(Records from a dataset):
--- --- ---

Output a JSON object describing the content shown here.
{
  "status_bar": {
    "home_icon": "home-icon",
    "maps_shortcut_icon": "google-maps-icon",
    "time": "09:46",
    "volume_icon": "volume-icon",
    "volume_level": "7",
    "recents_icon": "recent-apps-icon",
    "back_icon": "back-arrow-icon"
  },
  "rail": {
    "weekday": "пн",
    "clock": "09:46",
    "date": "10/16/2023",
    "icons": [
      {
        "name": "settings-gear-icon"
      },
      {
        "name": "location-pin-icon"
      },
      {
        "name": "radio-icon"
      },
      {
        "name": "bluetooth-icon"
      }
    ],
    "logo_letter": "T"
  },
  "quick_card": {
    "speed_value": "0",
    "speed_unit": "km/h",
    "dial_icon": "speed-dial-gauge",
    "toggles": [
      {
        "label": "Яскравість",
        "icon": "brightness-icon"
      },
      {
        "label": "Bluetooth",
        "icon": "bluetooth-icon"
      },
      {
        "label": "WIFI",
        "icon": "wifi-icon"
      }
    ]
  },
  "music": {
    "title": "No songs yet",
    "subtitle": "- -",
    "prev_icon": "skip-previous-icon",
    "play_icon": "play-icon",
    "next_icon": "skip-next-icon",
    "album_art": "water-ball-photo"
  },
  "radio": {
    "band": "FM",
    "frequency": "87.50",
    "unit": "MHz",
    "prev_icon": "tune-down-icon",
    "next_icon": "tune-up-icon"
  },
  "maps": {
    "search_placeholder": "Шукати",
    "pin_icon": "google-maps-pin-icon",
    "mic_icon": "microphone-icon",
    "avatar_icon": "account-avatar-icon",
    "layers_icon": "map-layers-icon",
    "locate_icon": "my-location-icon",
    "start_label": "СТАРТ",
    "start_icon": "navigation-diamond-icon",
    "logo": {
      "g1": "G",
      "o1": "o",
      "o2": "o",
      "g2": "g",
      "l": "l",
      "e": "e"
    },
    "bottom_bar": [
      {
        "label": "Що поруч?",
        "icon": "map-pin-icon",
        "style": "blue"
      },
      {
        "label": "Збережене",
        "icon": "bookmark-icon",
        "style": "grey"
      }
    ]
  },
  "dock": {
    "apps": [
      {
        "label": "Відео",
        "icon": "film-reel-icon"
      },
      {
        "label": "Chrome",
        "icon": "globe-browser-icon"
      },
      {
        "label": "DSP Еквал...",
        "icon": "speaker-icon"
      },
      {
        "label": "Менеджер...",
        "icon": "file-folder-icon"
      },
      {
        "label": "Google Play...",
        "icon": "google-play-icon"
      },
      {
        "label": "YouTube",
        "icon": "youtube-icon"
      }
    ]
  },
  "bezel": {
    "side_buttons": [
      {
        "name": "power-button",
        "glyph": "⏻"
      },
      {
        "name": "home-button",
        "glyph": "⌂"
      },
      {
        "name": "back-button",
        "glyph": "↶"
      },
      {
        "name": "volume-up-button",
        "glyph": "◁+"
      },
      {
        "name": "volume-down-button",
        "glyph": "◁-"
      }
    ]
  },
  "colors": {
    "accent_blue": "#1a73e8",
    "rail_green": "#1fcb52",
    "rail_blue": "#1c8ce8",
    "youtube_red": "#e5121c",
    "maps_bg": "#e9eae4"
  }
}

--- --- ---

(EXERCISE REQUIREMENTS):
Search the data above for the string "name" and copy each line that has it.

(YOUR SOLUTION):
        "name": "settings-gear-icon"
        "name": "location-pin-icon"
        "name": "radio-icon"
        "name": "bluetooth-icon"
        "name": "power-button",
        "name": "home-button",
        "name": "back-button",
        "name": "volume-up-button",
        "name": "volume-down-button",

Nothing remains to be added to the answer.